Jaguars (Panthera onca) are the largest predator in lowland forests of Amazonia but there have been few studies on their occurrence and activity in such forests. Here, we used camera traps to document the occurrence and activity of jaguars within a local area (~650ha) of lowland forest of Eastern Ecuador, over two sample periods (2005-2008, 7 222 trap days; 2010-2012, 6 199 trap days). We accumulated 151 independent photos of jaguars (189 total photographs) that represented 21 different individuals, including 11 males (114 photographs), seven females (32 photographs), and three that could not be assigned to a sex. Individual jaguars varied in the number of months they were recorded in the area; ten were photographed in only one month; five were photographed over periods of 8 to 22 months; and five from 45 to 81 months. Capture rates across all camera stations averaged 10.6/1 000 trap days; capture rates did not differ between the two sample periods.
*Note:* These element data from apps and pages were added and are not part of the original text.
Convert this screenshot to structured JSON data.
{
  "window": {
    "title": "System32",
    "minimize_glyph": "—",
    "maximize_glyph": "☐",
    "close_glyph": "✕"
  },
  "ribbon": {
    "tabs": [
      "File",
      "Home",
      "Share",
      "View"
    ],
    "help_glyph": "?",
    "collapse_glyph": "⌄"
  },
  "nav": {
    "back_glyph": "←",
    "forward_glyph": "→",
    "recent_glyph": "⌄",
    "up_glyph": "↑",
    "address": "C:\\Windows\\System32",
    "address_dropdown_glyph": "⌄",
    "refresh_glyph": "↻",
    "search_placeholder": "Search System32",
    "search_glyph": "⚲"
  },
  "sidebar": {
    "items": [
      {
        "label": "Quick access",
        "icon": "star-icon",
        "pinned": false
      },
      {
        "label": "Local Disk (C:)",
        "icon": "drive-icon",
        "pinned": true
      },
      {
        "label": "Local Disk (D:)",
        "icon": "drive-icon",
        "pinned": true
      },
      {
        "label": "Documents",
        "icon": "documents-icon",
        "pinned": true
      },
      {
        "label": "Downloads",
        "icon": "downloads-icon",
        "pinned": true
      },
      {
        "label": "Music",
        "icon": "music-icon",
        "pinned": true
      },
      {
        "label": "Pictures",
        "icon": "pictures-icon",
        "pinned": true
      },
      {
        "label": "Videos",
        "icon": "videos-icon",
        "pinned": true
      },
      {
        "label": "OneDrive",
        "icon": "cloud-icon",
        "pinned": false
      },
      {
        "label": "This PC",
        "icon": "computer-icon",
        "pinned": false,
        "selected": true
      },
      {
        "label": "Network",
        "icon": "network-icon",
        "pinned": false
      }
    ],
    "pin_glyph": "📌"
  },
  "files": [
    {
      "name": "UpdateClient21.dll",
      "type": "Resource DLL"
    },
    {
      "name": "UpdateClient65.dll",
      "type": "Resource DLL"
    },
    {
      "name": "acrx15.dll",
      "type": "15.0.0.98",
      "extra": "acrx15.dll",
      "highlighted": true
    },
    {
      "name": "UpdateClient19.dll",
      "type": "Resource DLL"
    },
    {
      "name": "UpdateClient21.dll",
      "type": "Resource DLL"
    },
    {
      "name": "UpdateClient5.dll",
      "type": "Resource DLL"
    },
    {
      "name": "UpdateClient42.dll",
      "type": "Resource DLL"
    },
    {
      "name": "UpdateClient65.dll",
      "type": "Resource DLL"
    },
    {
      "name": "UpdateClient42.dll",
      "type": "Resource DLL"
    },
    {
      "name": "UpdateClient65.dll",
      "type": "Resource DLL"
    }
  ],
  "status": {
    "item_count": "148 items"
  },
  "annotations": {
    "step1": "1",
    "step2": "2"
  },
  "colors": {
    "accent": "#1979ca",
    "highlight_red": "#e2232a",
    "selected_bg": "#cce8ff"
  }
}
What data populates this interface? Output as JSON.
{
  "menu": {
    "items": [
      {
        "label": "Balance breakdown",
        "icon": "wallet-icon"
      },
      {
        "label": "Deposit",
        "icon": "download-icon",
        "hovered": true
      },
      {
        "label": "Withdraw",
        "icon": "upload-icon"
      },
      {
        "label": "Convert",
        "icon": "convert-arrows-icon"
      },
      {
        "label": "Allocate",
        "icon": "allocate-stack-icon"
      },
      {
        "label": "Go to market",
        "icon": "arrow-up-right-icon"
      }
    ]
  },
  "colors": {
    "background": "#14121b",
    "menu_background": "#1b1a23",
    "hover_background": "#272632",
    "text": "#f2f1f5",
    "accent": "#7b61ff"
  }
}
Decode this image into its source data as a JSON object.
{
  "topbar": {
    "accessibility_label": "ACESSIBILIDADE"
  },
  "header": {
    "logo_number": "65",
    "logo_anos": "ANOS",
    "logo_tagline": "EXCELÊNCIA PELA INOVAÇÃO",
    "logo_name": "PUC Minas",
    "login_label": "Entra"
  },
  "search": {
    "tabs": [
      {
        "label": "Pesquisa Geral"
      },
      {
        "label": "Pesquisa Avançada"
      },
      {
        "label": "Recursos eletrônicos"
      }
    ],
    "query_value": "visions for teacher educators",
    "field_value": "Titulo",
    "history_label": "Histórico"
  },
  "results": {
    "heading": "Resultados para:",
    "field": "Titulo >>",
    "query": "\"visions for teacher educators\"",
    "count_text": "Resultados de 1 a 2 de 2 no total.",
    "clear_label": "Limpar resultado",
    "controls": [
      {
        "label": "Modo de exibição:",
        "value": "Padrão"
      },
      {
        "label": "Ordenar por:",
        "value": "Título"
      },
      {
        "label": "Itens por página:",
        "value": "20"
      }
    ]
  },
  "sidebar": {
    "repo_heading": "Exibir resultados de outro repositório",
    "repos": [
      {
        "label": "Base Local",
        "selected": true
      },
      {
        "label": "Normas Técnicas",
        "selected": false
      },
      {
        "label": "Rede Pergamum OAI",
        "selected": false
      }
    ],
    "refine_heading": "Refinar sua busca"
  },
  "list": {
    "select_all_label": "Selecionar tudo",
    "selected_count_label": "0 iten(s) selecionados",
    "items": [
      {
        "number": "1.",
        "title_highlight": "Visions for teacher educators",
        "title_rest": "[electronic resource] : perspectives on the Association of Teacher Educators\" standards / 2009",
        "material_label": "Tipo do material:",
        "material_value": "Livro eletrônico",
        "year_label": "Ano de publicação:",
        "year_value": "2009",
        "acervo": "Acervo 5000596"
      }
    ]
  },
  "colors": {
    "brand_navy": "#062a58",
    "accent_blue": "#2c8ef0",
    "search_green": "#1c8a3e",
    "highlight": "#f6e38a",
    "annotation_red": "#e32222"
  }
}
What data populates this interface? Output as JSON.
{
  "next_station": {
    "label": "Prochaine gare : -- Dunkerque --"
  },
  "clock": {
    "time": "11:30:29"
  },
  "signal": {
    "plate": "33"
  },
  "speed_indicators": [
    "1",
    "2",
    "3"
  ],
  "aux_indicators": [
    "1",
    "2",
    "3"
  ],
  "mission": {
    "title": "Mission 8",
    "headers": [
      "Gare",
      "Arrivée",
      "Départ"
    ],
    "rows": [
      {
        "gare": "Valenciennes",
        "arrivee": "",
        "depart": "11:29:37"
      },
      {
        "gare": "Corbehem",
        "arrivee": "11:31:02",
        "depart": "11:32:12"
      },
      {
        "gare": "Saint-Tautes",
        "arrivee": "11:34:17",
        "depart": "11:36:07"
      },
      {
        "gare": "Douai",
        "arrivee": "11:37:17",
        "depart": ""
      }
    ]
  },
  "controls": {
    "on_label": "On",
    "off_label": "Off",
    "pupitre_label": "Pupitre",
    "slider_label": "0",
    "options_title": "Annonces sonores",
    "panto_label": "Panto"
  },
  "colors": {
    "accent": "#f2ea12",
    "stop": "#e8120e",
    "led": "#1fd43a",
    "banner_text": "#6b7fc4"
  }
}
Male jaguars were more active during the day (06:00am-18:00pm; 71% of photographs), whereas females were equally active during the day and night. Monthly activity was variable but showed no consistent pattern. Although the study area is much smaller than typical home ranges of jaguars, the area is clearly visited by a large number of different individuals, some of whom repeatedly visit the area, indicating that it forms part of their home range. Other individuals likely were simply passing through the area. Based on the number of jaguars recorded during this study, it is clear that the region is an important area for conservation. Continued protection will be needed to ensure that populations of jaguars and other species remain viable.
Keywords: Amazonia, daily activity, lowland forest, spatial variation, temporal variation